The configurations of the crystal can now be specified by stating the value of at each site of the crystal. However, it is more convenient to specify row-configurations. Since there are n atoms in a row, there are 2n possible configurations, . And then the configuration of the crystal is given by the set {v1, v2,...,vm}.

The energy due to interactions within a row may be denoted by E(vi); the energy due to interaction between two adjacent rows-by E(vi,vi+1). As a result, the energy of a configuration of the crystal i (Here it is assumed, for purposes of symmetry, that the mth row of the crystal interacts with the first row.) If we now make the abbreviation (1) (2)

we see that the probability of a configuration is proportional to We therefore get for the partition function (3)

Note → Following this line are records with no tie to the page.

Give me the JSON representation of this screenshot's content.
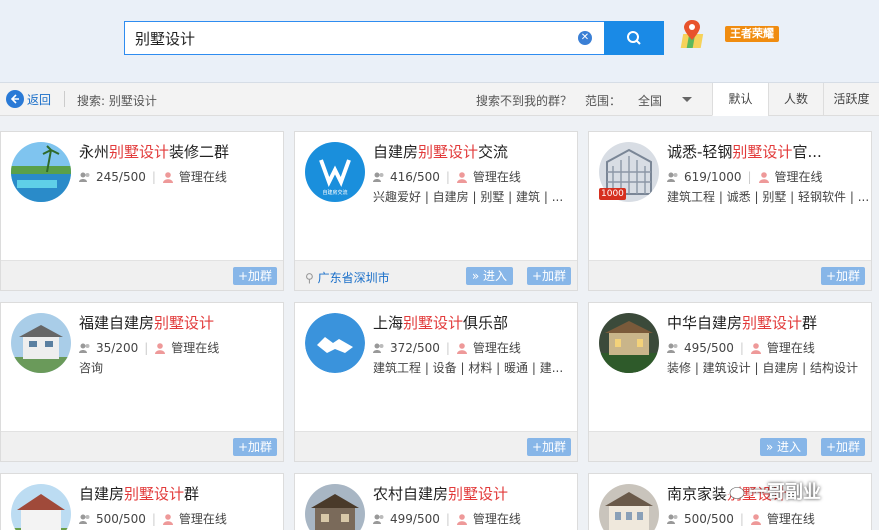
{
  "search": {
    "value": "别墅设计",
    "clear_icon": "clear-icon",
    "button_icon": "search-icon"
  },
  "header": {
    "map_icon": "map-pin-icon",
    "game_badge": "王者荣耀"
  },
  "toolbar": {
    "back_label": "返回",
    "search_crumb": "搜索: 别墅设计",
    "not_found": "搜索不到我的群？",
    "range_label": "范围：",
    "range_value": "全国",
    "sort_tabs": [
      "默认",
      "人数",
      "活跃度"
    ]
  },
  "cards": [
    {
      "title_pre": "永州",
      "title_hl": "别墅设计",
      "title_post": "装修二群",
      "members": "245/500",
      "admin": "管理在线",
      "tags": "",
      "location": "",
      "enter": "",
      "join": "+加群"
    },
    {
      "title_pre": "自建房",
      "title_hl": "别墅设计",
      "title_post": "交流",
      "members": "416/500",
      "admin": "管理在线",
      "tags": "兴趣爱好 | 自建房 | 别墅 | 建筑 | ...",
      "location": "广东省深圳市",
      "enter": "» 进入",
      "join": "+加群"
    },
    {
      "title_pre": "诚悉-轻钢",
      "title_hl": "别墅设计",
      "title_post": "官...",
      "members": "619/1000",
      "admin": "管理在线",
      "tags": "建筑工程 | 诚悉 | 别墅 | 轻钢软件 | ...",
      "location": "",
      "enter": "",
      "join": "+加群",
      "badge": "1000"
    },
    {
      "title_pre": "福建自建房",
      "title_hl": "别墅设计",
      "title_post": "",
      "members": "35/200",
      "admin": "管理在线",
      "tags": "咨询",
      "location": "",
      "enter": "",
      "join": "+加群"
    },
    {
      "title_pre": "上海",
      "title_hl": "别墅设计",
      "title_post": "俱乐部",
      "members": "372/500",
      "admin": "管理在线",
      "tags": "建筑工程 | 设备 | 材料 | 暖通 | 建...",
      "location": "",
      "enter": "",
      "join": "+加群"
    },
    {
      "title_pre": "中华自建房",
      "title_hl": "别墅设计",
      "title_post": "群",
      "members": "495/500",
      "admin": "管理在线",
      "tags": "装修 | 建筑设计 | 自建房 | 结构设计",
      "location": "",
      "enter": "» 进入",
      "join": "+加群"
    },
    {
      "title_pre": "自建房",
      "title_hl": "别墅设计",
      "title_post": "群",
      "members": "500/500",
      "admin": "管理在线",
      "tags": "",
      "location": "",
      "enter": "",
      "join": ""
    },
    {
      "title_pre": "农村自建房",
      "title_hl": "别墅设计",
      "title_post": "",
      "members": "499/500",
      "admin": "管理在线",
      "tags": "",
      "location": "",
      "enter": "",
      "join": ""
    },
    {
      "title_pre": "南京家装",
      "title_hl": "别墅设计",
      "title_post": "",
      "members": "500/500",
      "admin": "管理在线",
      "tags": "",
      "location": "",
      "enter": "",
      "join": ""
    }
  ],
  "watermark": "一哥副业"
}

Since for each i: , we see that V1 and V2 are 2n-dimensional matrices, and V2 is diagonal. V1 and V2 have been given explicitly in I: (4)

Here sr and Cr are 2n-dimensional quarternion matrices, (5)

there are n factors in each direct-product, with s or C appearing in the rth position. s and C are generators of the Pauli matrices: (6)

H* is defined by (7)

We may redefine V1 so as to remove from it the scalar coefficient: (8)

Then (9)

where i are the eigenvalues of V V2·V1.

We now propose to show that matrices of the type exp(a·srsr+1), exp{b·Cr}, and their products, form a 2n-dimensional representation of the group of rotations in 2n-dimensions. Thus, the matrix V itself will be the representative of some such rotation.

We will further show that there is a very simple relationship between the eigenvalues of the rotation and the eigenvalues of its 2n-dimensional representative. As a result, all our work will be reduced to finding eugenvalues in a 2n-dimensional space.

Full text is available from The Physical Review Second Series, October 15, 1949, vol. 76 no. 8, pp. 1232-1243.

9/24/96
asg@physics.ucla.edu